"If we don't look at different areas of the city, we won't get an accurate reading of what fell."
The deluge flooded residential streets and inspired some residents to launch canoes onto the newly formed waterways.
Commuter routes came to a standstill near underpasses filled with water and intersections delayed by traffic-light malfunctions. As of Friday, 10 traffic signals were still out because of a power failure, while another 23 were flashing because of moisture. Another flashed because of a downed signal pole, said Winnipeg emergency preparedness director Randy Hull.
The city also fielded reports of 100 plugged catch basins, 66 properties with clear water in the basement, 62 with raw sewage from combined-sewer backups and 25 dislodged manhole covers, said Hull, adding water levels are high in four retention ponds.
Hull said the impact on the city's drainage system would have been worse if the Red and Assiniboine rivers were as high as they were earlier in the summer. There were temporary rises in the river levels in the city -- the Red River rose approximately 0.6 feet and the Assiniboine River rose approximately 1.5 feet. The Red River stood at 7.5 feet James on Friday. That's one foot below the Assiniboine River walkway level and one foot above normal summer levels.

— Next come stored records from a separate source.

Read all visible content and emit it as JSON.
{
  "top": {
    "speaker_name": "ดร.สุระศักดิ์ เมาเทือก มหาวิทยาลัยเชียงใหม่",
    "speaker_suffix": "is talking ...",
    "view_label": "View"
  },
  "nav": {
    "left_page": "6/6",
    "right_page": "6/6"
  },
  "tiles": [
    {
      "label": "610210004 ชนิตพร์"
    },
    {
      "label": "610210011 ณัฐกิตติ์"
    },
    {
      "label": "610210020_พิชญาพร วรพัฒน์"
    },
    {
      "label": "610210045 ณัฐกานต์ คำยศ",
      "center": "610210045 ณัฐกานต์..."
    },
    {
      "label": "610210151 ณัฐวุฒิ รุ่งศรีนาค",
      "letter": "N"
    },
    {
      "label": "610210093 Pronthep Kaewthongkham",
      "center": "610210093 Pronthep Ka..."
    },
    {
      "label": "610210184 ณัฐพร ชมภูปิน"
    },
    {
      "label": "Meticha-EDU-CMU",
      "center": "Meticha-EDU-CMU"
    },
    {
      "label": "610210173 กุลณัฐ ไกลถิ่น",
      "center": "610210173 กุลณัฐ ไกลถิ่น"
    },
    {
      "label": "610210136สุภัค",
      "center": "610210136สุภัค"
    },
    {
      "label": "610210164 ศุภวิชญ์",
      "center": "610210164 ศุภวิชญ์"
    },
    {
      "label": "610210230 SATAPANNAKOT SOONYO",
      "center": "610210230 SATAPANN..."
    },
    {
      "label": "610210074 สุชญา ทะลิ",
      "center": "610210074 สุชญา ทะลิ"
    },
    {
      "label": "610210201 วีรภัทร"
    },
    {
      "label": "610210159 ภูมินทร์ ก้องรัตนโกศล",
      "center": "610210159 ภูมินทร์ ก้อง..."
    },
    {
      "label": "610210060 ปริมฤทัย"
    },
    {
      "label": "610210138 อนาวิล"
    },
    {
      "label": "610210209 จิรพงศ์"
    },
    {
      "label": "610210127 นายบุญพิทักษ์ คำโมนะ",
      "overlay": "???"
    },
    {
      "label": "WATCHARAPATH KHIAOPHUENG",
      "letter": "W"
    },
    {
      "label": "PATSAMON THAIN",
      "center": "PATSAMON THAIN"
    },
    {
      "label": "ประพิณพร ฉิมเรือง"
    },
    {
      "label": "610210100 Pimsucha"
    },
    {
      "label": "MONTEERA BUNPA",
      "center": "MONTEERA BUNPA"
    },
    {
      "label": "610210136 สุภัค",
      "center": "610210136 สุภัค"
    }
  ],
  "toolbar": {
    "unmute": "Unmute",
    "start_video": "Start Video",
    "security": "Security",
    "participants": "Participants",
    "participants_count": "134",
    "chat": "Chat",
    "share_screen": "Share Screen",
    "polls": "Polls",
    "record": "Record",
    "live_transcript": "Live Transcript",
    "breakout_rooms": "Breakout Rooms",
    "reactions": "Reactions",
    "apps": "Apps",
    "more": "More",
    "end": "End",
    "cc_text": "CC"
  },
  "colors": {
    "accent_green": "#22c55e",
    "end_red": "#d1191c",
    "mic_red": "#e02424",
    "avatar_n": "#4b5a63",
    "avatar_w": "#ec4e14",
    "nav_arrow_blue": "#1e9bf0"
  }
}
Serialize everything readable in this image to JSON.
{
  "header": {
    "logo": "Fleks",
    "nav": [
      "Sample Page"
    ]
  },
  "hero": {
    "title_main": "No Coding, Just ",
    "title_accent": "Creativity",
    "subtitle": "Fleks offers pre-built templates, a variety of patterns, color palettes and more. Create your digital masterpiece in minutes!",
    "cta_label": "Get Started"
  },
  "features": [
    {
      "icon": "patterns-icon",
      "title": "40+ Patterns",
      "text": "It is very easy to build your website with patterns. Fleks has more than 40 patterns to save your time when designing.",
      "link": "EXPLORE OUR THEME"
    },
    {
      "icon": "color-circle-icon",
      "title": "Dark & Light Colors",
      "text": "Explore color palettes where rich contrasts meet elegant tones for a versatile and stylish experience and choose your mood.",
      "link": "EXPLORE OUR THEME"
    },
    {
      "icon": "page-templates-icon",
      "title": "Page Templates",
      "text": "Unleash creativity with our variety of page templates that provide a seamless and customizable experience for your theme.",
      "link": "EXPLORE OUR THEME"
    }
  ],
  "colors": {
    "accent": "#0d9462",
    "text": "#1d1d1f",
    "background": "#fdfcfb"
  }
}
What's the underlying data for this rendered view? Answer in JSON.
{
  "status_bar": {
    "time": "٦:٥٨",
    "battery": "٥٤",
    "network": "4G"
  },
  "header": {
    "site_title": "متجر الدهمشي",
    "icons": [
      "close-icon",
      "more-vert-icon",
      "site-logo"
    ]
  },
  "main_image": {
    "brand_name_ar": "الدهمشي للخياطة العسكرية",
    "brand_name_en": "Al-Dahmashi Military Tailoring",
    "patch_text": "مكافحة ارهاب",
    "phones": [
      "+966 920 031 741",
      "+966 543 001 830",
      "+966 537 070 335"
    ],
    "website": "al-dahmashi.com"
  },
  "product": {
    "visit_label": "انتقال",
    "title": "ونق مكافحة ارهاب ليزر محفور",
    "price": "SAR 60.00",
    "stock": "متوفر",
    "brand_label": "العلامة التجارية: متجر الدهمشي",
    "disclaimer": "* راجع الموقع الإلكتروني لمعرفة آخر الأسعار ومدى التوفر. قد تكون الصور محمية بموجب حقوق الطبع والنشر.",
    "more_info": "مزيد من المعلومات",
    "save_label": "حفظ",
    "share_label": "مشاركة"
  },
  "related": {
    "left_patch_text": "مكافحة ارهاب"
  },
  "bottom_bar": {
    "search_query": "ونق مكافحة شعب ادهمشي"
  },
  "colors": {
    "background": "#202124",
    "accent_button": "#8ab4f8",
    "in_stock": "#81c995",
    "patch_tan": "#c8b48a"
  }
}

A dislodged manhole cover led to rain seeping into the basement of the new Graham Avenue police headquarters, where Manitoba Hydro ordered an emergency power-down before vacuums were carted in to remove water, said Caspian Construction president Armik Babakhanians.
City property officials said it's too soon to tally damage to the police headquarters. The damage is not expected to delay the movement of Winnipeg Police Service personnel from the Public Safety Building on Princess Street into the new structure, city spokeswoman Michelle Finley said in a statement.
Hull said the damage to city property paled in comparison to the damage to private property.
Downtown's Siloam Mission, for example, reported 66 centimetres of water in its boiler room, damage to mechanical systems and ruined food and winter-clothing supplies. "The biggest issue will be the boiler. We're looking at getting that dried out and checked out," Siloam Mission director Lindsay Smith said. "As for the food and clothing, we're going through what can be saved and what can't. We keep the food on pallets and some good shelving, so there wasn't too much lost in that regard."
It's the second time in eight months the Princess Street mission has had to deal with unwanted water. Frozen pipes led to excessive flooding in the basement in December 2013.
In Tuxedo, staff at Rumor's Restaurant and Comedy Club were forced out of the basement venue after water began to rise in the interior.
The club will be closed for two weeks, a spokeswoman estimated.
A single store at Polo Park shopping centre, Jersey City, remained closed after rainwater spilled inside the mall, general manager Deborah Green said.
"They got the brunt of it. But they're replacing the carpet and some drywall and could be back open later today (Friday) or Saturday," she said.
-- With files from Free Press staff